If Joyce hadn’t been on a road trip with Hopper, perhaps she could’ve helped Jonathan investigate his story, maybe even have saved him from his confrontation in the hospital. If she hadn’t been holding Russian scientists hostage, perhaps she could’ve helped Will work through his identity crisis, and helped the group realize Billy’s plan sooner. And it’s not just what Joyce didn’t do in Season 3 that concerns us.
The show ends with Joyce, who must now take care of Eleven along with her two boys, picking up and moving the family away from Hawkins after Hopper's apparent death. It’s an emotional goodbye, to say the least, and a real turning point for the series, but the “why” of the move is a bit worrisome. Sure, there are some bad memories in Hawkins, but a little girl just lost her father and your children just experienced a life-altering trauma. Is the best decision to rip them from the only home they’ve known, from their support system of friends, for an even bigger unknown? Joyce is a cashier at a grocery store who relies on her son to help pay the bills; is making a move of this magnitude a responsible decision, or is it one made in the aftermath of loss, in the depression of grief?
We’re not here to mom-shame Joyce Byers. She’s doing the best she can, and she’s doing a damn sight better than someone like Hopper, who spends much of Season 3 reverting to childish antics when faced with emotionally difficult situations that require thoughtful parenting. But what we are here to do is draw attention to a woman’s mental state.
There’s the unspoken belief that because Joyce is a mom she should be able to compartmentalize her grief, her fear, and all of the emotions that have built up over the past three seasons to do her “job,” which is taking care of her kids. While Hopper gets to wallow in his angst and misery, Joyce isn’t afforded the same luxury. She’s got to be strong; she’s got to have her sh*t together to do right by her boys. And she’s got to put herself in situations that dredge up past trauma in order to save her town. The show uses Joyce as a kind of comedic foil to Hopper for much of the third season. Their bickering is filled with humor and sexual tension; he’s the relaxed bada**, she’s the neurotic worrier. Hopper rolls his eyes at her fear for the kids while they’re gone, brushes off her parenting advice, argues with her over how to manage their Russian crisis — and we laugh along like this woman hasn’t lived through the horror of watching her children nearly die more than once. Her terror is understandable, her anxiety is earned, but it’s played for comedic effect, so we never dig deeper, never look at the consequences of forcing Joyce Byers to bury her feelings in the name of motherhood.

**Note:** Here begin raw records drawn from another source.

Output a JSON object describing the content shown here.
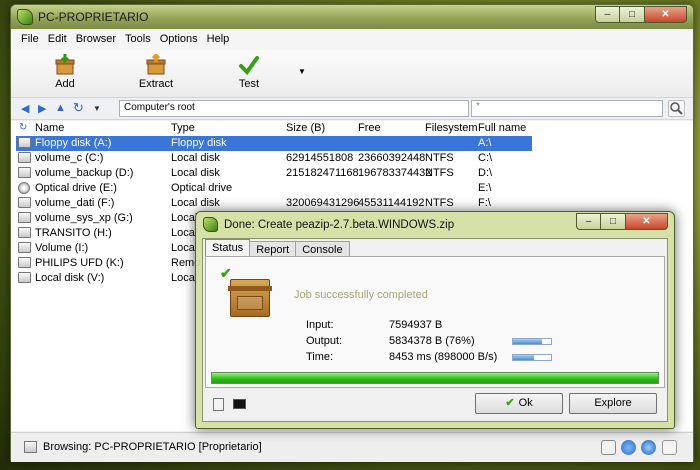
{
  "window": {
    "title": "PC-PROPRIETARIO",
    "minimize_glyph": "–",
    "maximize_glyph": "□",
    "close_glyph": "✕"
  },
  "menu": [
    "File",
    "Edit",
    "Browser",
    "Tools",
    "Options",
    "Help"
  ],
  "toolbar": {
    "add_label": "Add",
    "extract_label": "Extract",
    "test_label": "Test",
    "dropdown_glyph": "▼"
  },
  "address": {
    "value": "Computer's root",
    "filter_value": "*"
  },
  "columns": [
    "Name",
    "Type",
    "Size (B)",
    "Free",
    "Filesystem",
    "Full name"
  ],
  "rows": [
    {
      "name": "Floppy disk (A:)",
      "type": "Floppy disk",
      "size": "",
      "free": "",
      "fs": "",
      "full": "A:\\"
    },
    {
      "name": "volume_c (C:)",
      "type": "Local disk",
      "size": "62914551808",
      "free": "23660392448",
      "fs": "NTFS",
      "full": "C:\\"
    },
    {
      "name": "volume_backup (D:)",
      "type": "Local disk",
      "size": "215182471168",
      "free": "196783374432",
      "fs": "NTFS",
      "full": "D:\\"
    },
    {
      "name": "Optical drive (E:)",
      "type": "Optical drive",
      "size": "",
      "free": "",
      "fs": "",
      "full": "E:\\"
    },
    {
      "name": "volume_dati (F:)",
      "type": "Local disk",
      "size": "320069431296",
      "free": "45531144192",
      "fs": "NTFS",
      "full": "F:\\"
    },
    {
      "name": "volume_sys_xp (G:)",
      "type": "Local",
      "size": "",
      "free": "",
      "fs": "",
      "full": ""
    },
    {
      "name": "TRANSITO (H:)",
      "type": "Local",
      "size": "",
      "free": "",
      "fs": "",
      "full": ""
    },
    {
      "name": "Volume (I:)",
      "type": "Local",
      "size": "",
      "free": "",
      "fs": "",
      "full": ""
    },
    {
      "name": "PHILIPS UFD (K:)",
      "type": "Remo",
      "size": "",
      "free": "",
      "fs": "",
      "full": ""
    },
    {
      "name": "Local disk (V:)",
      "type": "Local",
      "size": "",
      "free": "",
      "fs": "",
      "full": ""
    }
  ],
  "status": {
    "text": "Browsing: PC-PROPRIETARIO [Proprietario]"
  },
  "dialog": {
    "title": "Done: Create peazip-2.7.beta.WINDOWS.zip",
    "tabs": [
      "Status",
      "Report",
      "Console"
    ],
    "job_message": "Job successfully completed",
    "input_label": "Input:",
    "input_value": "7594937 B",
    "output_label": "Output:",
    "output_value": "5834378 B (76%)",
    "output_ratio": 0.76,
    "time_label": "Time:",
    "time_value": "8453 ms (898000 B/s)",
    "time_ratio": 0.55,
    "progress": 1.0,
    "ok_label": "Ok",
    "explore_label": "Explore"
  },
  "colors": {
    "selection": "#3a76d8",
    "progress_green": "#2ec018",
    "titlebar": "#96a45a"
  }
}
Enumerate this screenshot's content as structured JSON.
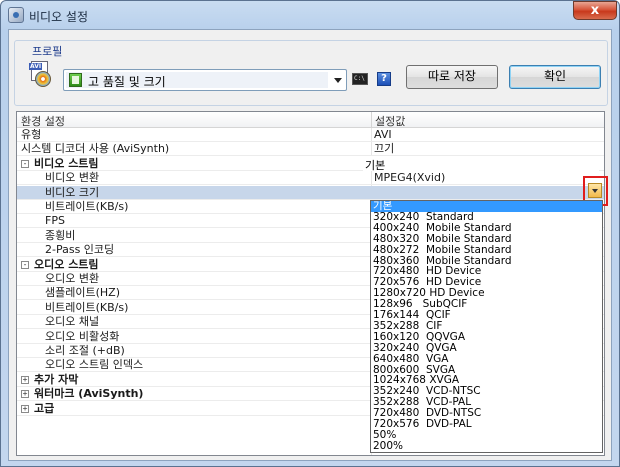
{
  "window": {
    "title": "비디오 설정",
    "close_label": "x"
  },
  "profile": {
    "group_label": "프로필",
    "selected": "고 품질 및 크기",
    "save_button": "따로 저장",
    "ok_button": "확인",
    "cmd_icon_text": "C:\\",
    "help_icon_text": "?"
  },
  "grid": {
    "headers": [
      "환경 설정",
      "설정값"
    ],
    "rows": [
      {
        "name": "유형",
        "value": "AVI",
        "indent": 0
      },
      {
        "name": "시스템 디코더 사용 (AviSynth)",
        "value": "끄기",
        "indent": 0
      },
      {
        "name": "비디오 스트림",
        "value": "",
        "category": true,
        "expander": "-"
      },
      {
        "name": "비디오 변환",
        "value": "MPEG4(Xvid)",
        "indent": 1
      },
      {
        "name": "비디오 크기",
        "value": "기본",
        "indent": 1,
        "selected": true
      },
      {
        "name": "비트레이트(KB/s)",
        "value": "",
        "indent": 1
      },
      {
        "name": "FPS",
        "value": "",
        "indent": 1
      },
      {
        "name": "종횡비",
        "value": "",
        "indent": 1
      },
      {
        "name": "2-Pass 인코딩",
        "value": "",
        "indent": 1
      },
      {
        "name": "오디오 스트림",
        "value": "",
        "category": true,
        "expander": "-"
      },
      {
        "name": "오디오 변환",
        "value": "",
        "indent": 1
      },
      {
        "name": "샘플레이트(HZ)",
        "value": "",
        "indent": 1
      },
      {
        "name": "비트레이트(KB/s)",
        "value": "",
        "indent": 1
      },
      {
        "name": "오디오 채널",
        "value": "",
        "indent": 1
      },
      {
        "name": "오디오 비활성화",
        "value": "",
        "indent": 1
      },
      {
        "name": "소리 조절 (+dB)",
        "value": "",
        "indent": 1
      },
      {
        "name": "오디오 스트림 인덱스",
        "value": "",
        "indent": 1
      },
      {
        "name": "추가 자막",
        "value": "",
        "category": true,
        "expander": "+"
      },
      {
        "name": "워터마크 (AviSynth)",
        "value": "",
        "category": true,
        "expander": "+"
      },
      {
        "name": "고급",
        "value": "",
        "category": true,
        "expander": "+"
      }
    ]
  },
  "size_dropdown": {
    "current": "기본",
    "options": [
      "기본",
      "320x240  Standard",
      "400x240  Mobile Standard",
      "480x320  Mobile Standard",
      "480x272  Mobile Standard",
      "480x360  Mobile Standard",
      "720x480  HD Device",
      "720x576  HD Device",
      "1280x720 HD Device",
      "128x96   SubQCIF",
      "176x144  QCIF",
      "352x288  CIF",
      "160x120  QQVGA",
      "320x240  QVGA",
      "640x480  VGA",
      "800x600  SVGA",
      "1024x768 XVGA",
      "352x240  VCD-NTSC",
      "352x288  VCD-PAL",
      "720x480  DVD-NTSC",
      "720x576  DVD-PAL",
      "50%",
      "200%"
    ]
  }
}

And we should, not just because Joyce makes some choices that cause us concern, but because by sweeping her trauma under the rug, by just applauding her good moments while skipping over her darker ones, we’re inadvertently telling women that, to be a good mother, you must put your own feelings second, must brush aside your own trauma, must de-prioritize yourself for the sake of your kids.
Is Joyce Byers a bad mom? No. Does Stranger Things 3 push her to make some bad decisions? Yes. But the real takeaway from her arc in Season 3 is why that matters, and why we should be paying closer attention to her story. She’s a mom, yes; she’s a bada**, most definitely; but she’s also just a woman struggling to overcome loss — and that should be highlighted, celebrated even, not used as a comedy trope or worse, weaponized against her.
Joyce Byers is not a bad mom, but she’s also more than just a mom, and maybe that’s the point of her less-than-stellar parenting in Season 3. Maybe next, the show can just let her be her own woman, and let her work through her own grief without the curse of motherhood hanging over her.
The views and opinions expressed in this article are the author's, and do not necessarily reflect those of SYFY WIRE, SYFY, or NBC Universal.